> _What to do_
The response must reproduce every record in full.

Items from an interface collection

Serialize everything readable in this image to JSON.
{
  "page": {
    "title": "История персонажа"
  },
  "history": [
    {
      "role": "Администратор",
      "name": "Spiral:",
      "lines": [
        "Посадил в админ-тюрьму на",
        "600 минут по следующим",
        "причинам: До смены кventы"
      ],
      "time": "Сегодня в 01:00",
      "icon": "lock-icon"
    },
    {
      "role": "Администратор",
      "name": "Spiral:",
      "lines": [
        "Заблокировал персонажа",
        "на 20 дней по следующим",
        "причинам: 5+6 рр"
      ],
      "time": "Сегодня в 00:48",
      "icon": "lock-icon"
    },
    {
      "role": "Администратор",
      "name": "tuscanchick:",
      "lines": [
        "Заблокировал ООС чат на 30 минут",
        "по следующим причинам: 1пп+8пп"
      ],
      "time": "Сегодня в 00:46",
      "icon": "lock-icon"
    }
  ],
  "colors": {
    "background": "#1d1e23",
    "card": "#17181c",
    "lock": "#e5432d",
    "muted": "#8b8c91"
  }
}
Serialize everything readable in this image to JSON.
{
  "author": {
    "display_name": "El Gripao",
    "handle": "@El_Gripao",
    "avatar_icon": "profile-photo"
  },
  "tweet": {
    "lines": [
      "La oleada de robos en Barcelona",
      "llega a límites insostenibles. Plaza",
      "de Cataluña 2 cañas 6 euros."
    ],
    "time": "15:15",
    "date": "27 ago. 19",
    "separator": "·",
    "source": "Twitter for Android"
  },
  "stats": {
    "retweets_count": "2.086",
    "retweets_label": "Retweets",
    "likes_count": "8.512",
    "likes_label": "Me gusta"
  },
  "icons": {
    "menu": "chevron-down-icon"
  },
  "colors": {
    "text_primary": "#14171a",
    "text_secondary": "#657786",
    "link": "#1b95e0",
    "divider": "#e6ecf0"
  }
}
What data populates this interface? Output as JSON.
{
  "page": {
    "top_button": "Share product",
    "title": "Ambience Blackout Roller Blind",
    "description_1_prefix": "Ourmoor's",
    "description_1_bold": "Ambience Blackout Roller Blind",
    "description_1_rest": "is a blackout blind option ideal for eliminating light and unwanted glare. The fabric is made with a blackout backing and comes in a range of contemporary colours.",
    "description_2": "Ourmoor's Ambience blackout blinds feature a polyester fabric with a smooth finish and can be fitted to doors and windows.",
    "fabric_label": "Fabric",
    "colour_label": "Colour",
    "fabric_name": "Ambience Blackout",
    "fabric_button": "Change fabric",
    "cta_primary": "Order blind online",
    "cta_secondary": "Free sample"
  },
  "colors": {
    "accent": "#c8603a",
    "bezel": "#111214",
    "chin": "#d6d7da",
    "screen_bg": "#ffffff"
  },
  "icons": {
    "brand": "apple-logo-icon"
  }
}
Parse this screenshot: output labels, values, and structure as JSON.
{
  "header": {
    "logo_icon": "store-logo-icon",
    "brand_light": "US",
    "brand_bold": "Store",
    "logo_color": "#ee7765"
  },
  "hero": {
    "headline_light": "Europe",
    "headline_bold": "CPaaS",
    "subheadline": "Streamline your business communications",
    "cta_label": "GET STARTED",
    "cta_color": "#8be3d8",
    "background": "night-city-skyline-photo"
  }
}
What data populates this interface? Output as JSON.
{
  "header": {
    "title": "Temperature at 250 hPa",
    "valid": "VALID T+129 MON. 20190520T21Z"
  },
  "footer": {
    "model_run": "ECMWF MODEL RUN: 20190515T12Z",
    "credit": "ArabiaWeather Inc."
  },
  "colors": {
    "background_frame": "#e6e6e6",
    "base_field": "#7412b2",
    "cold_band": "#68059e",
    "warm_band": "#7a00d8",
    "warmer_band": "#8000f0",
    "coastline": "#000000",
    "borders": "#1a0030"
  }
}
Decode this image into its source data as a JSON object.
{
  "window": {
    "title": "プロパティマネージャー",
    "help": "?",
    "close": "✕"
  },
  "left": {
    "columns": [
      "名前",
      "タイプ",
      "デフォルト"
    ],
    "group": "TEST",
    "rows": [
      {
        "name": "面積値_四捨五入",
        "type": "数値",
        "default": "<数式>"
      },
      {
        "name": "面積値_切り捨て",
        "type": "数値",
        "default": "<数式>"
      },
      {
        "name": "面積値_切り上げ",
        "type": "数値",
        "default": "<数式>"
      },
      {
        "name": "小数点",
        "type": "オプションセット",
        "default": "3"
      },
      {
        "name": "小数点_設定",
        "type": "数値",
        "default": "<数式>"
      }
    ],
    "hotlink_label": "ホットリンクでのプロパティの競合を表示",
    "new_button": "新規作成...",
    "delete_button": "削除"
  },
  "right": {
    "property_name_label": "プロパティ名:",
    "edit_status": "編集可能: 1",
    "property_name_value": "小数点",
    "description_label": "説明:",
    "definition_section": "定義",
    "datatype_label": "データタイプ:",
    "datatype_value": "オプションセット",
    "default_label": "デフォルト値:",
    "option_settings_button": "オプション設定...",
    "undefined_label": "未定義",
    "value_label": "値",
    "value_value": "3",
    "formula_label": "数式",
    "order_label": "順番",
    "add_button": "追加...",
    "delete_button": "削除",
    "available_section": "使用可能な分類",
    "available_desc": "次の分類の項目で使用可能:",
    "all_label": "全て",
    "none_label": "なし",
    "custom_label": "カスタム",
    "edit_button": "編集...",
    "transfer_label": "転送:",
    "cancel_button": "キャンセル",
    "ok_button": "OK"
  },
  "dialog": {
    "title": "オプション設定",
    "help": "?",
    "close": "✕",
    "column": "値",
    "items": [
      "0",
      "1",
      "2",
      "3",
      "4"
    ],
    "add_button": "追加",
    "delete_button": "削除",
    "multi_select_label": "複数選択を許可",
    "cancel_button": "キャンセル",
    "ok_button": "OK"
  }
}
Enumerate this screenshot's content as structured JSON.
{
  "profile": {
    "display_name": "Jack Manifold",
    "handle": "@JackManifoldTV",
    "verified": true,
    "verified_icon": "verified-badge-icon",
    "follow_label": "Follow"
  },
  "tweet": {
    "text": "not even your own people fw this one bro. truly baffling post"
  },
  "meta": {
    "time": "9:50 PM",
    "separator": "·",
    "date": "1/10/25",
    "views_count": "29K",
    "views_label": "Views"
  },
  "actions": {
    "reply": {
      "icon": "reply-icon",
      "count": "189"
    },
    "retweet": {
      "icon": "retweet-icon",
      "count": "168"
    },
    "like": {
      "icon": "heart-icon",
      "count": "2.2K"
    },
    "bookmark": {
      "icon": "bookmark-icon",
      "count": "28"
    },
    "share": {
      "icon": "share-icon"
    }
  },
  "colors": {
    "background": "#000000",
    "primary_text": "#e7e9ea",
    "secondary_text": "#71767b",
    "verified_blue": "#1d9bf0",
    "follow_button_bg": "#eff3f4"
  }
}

> _Solution for this exercise_
Serialize everything readable in this image to JSON.
{
  "page": {
    "title": "История персонажа"
  },
  "history": [
    {
      "role": "Администратор",
      "name": "Spiral:",
      "lines": [
        "Посадил в админ-тюрьму на",
        "600 минут по следующим",
        "причинам: До смены кventы"
      ],
      "time": "Сегодня в 01:00",
      "icon": "lock-icon"
    },
    {
      "role": "Администратор",
      "name": "Spiral:",
      "lines": [
        "Заблокировал персонажа",
        "на 20 дней по следующим",
        "причинам: 5+6 рр"
      ],
      "time": "Сегодня в 00:48",
      "icon": "lock-icon"
    },
    {
      "role": "Администратор",
      "name": "tuscanchick:",
      "lines": [
        "Заблокировал ООС чат на 30 минут",
        "по следующим причинам: 1пп+8пп"
      ],
      "time": "Сегодня в 00:46",
      "icon": "lock-icon"
    }
  ],
  "colors": {
    "background": "#1d1e23",
    "card": "#17181c",
    "lock": "#e5432d",
    "muted": "#8b8c91"
  }
}
Serialize everything readable in this image to JSON.
{
  "author": {
    "display_name": "El Gripao",
    "handle": "@El_Gripao",
    "avatar_icon": "profile-photo"
  },
  "tweet": {
    "lines": [
      "La oleada de robos en Barcelona",
      "llega a límites insostenibles. Plaza",
      "de Cataluña 2 cañas 6 euros."
    ],
    "time": "15:15",
    "date": "27 ago. 19",
    "separator": "·",
    "source": "Twitter for Android"
  },
  "stats": {
    "retweets_count": "2.086",
    "retweets_label": "Retweets",
    "likes_count": "8.512",
    "likes_label": "Me gusta"
  },
  "icons": {
    "menu": "chevron-down-icon"
  },
  "colors": {
    "text_primary": "#14171a",
    "text_secondary": "#657786",
    "link": "#1b95e0",
    "divider": "#e6ecf0"
  }
}
What data populates this interface? Output as JSON.
{
  "page": {
    "top_button": "Share product",
    "title": "Ambience Blackout Roller Blind",
    "description_1_prefix": "Ourmoor's",
    "description_1_bold": "Ambience Blackout Roller Blind",
    "description_1_rest": "is a blackout blind option ideal for eliminating light and unwanted glare. The fabric is made with a blackout backing and comes in a range of contemporary colours.",
    "description_2": "Ourmoor's Ambience blackout blinds feature a polyester fabric with a smooth finish and can be fitted to doors and windows.",
    "fabric_label": "Fabric",
    "colour_label": "Colour",
    "fabric_name": "Ambience Blackout",
    "fabric_button": "Change fabric",
    "cta_primary": "Order blind online",
    "cta_secondary": "Free sample"
  },
  "colors": {
    "accent": "#c8603a",
    "bezel": "#111214",
    "chin": "#d6d7da",
    "screen_bg": "#ffffff"
  },
  "icons": {
    "brand": "apple-logo-icon"
  }
}
Parse this screenshot: output labels, values, and structure as JSON.
{
  "header": {
    "logo_icon": "store-logo-icon",
    "brand_light": "US",
    "brand_bold": "Store",
    "logo_color": "#ee7765"
  },
  "hero": {
    "headline_light": "Europe",
    "headline_bold": "CPaaS",
    "subheadline": "Streamline your business communications",
    "cta_label": "GET STARTED",
    "cta_color": "#8be3d8",
    "background": "night-city-skyline-photo"
  }
}
What data populates this interface? Output as JSON.
{
  "header": {
    "title": "Temperature at 250 hPa",
    "valid": "VALID T+129 MON. 20190520T21Z"
  },
  "footer": {
    "model_run": "ECMWF MODEL RUN: 20190515T12Z",
    "credit": "ArabiaWeather Inc."
  },
  "colors": {
    "background_frame": "#e6e6e6",
    "base_field": "#7412b2",
    "cold_band": "#68059e",
    "warm_band": "#7a00d8",
    "warmer_band": "#8000f0",
    "coastline": "#000000",
    "borders": "#1a0030"
  }
}
Decode this image into its source data as a JSON object.
{
  "window": {
    "title": "プロパティマネージャー",
    "help": "?",
    "close": "✕"
  },
  "left": {
    "columns": [
      "名前",
      "タイプ",
      "デフォルト"
    ],
    "group": "TEST",
    "rows": [
      {
        "name": "面積値_四捨五入",
        "type": "数値",
        "default": "<数式>"
      },
      {
        "name": "面積値_切り捨て",
        "type": "数値",
        "default": "<数式>"
      },
      {
        "name": "面積値_切り上げ",
        "type": "数値",
        "default": "<数式>"
      },
      {
        "name": "小数点",
        "type": "オプションセット",
        "default": "3"
      },
      {
        "name": "小数点_設定",
        "type": "数値",
        "default": "<数式>"
      }
    ],
    "hotlink_label": "ホットリンクでのプロパティの競合を表示",
    "new_button": "新規作成...",
    "delete_button": "削除"
  },
  "right": {
    "property_name_label": "プロパティ名:",
    "edit_status": "編集可能: 1",
    "property_name_value": "小数点",
    "description_label": "説明:",
    "definition_section": "定義",
    "datatype_label": "データタイプ:",
    "datatype_value": "オプションセット",
    "default_label": "デフォルト値:",
    "option_settings_button": "オプション設定...",
    "undefined_label": "未定義",
    "value_label": "値",
    "value_value": "3",
    "formula_label": "数式",
    "order_label": "順番",
    "add_button": "追加...",
    "delete_button": "削除",
    "available_section": "使用可能な分類",
    "available_desc": "次の分類の項目で使用可能:",
    "all_label": "全て",
    "none_label": "なし",
    "custom_label": "カスタム",
    "edit_button": "編集...",
    "transfer_label": "転送:",
    "cancel_button": "キャンセル",
    "ok_button": "OK"
  },
  "dialog": {
    "title": "オプション設定",
    "help": "?",
    "close": "✕",
    "column": "値",
    "items": [
      "0",
      "1",
      "2",
      "3",
      "4"
    ],
    "add_button": "追加",
    "delete_button": "削除",
    "multi_select_label": "複数選択を許可",
    "cancel_button": "キャンセル",
    "ok_button": "OK"
  }
}
Enumerate this screenshot's content as structured JSON.
{
  "profile": {
    "display_name": "Jack Manifold",
    "handle": "@JackManifoldTV",
    "verified": true,
    "verified_icon": "verified-badge-icon",
    "follow_label": "Follow"
  },
  "tweet": {
    "text": "not even your own people fw this one bro. truly baffling post"
  },
  "meta": {
    "time": "9:50 PM",
    "separator": "·",
    "date": "1/10/25",
    "views_count": "29K",
    "views_label": "Views"
  },
  "actions": {
    "reply": {
      "icon": "reply-icon",
      "count": "189"
    },
    "retweet": {
      "icon": "retweet-icon",
      "count": "168"
    },
    "like": {
      "icon": "heart-icon",
      "count": "2.2K"
    },
    "bookmark": {
      "icon": "bookmark-icon",
      "count": "28"
    },
    "share": {
      "icon": "share-icon"
    }
  },
  "colors": {
    "background": "#000000",
    "primary_text": "#e7e9ea",
    "secondary_text": "#71767b",
    "verified_blue": "#1d9bf0",
    "follow_button_bg": "#eff3f4"
  }
}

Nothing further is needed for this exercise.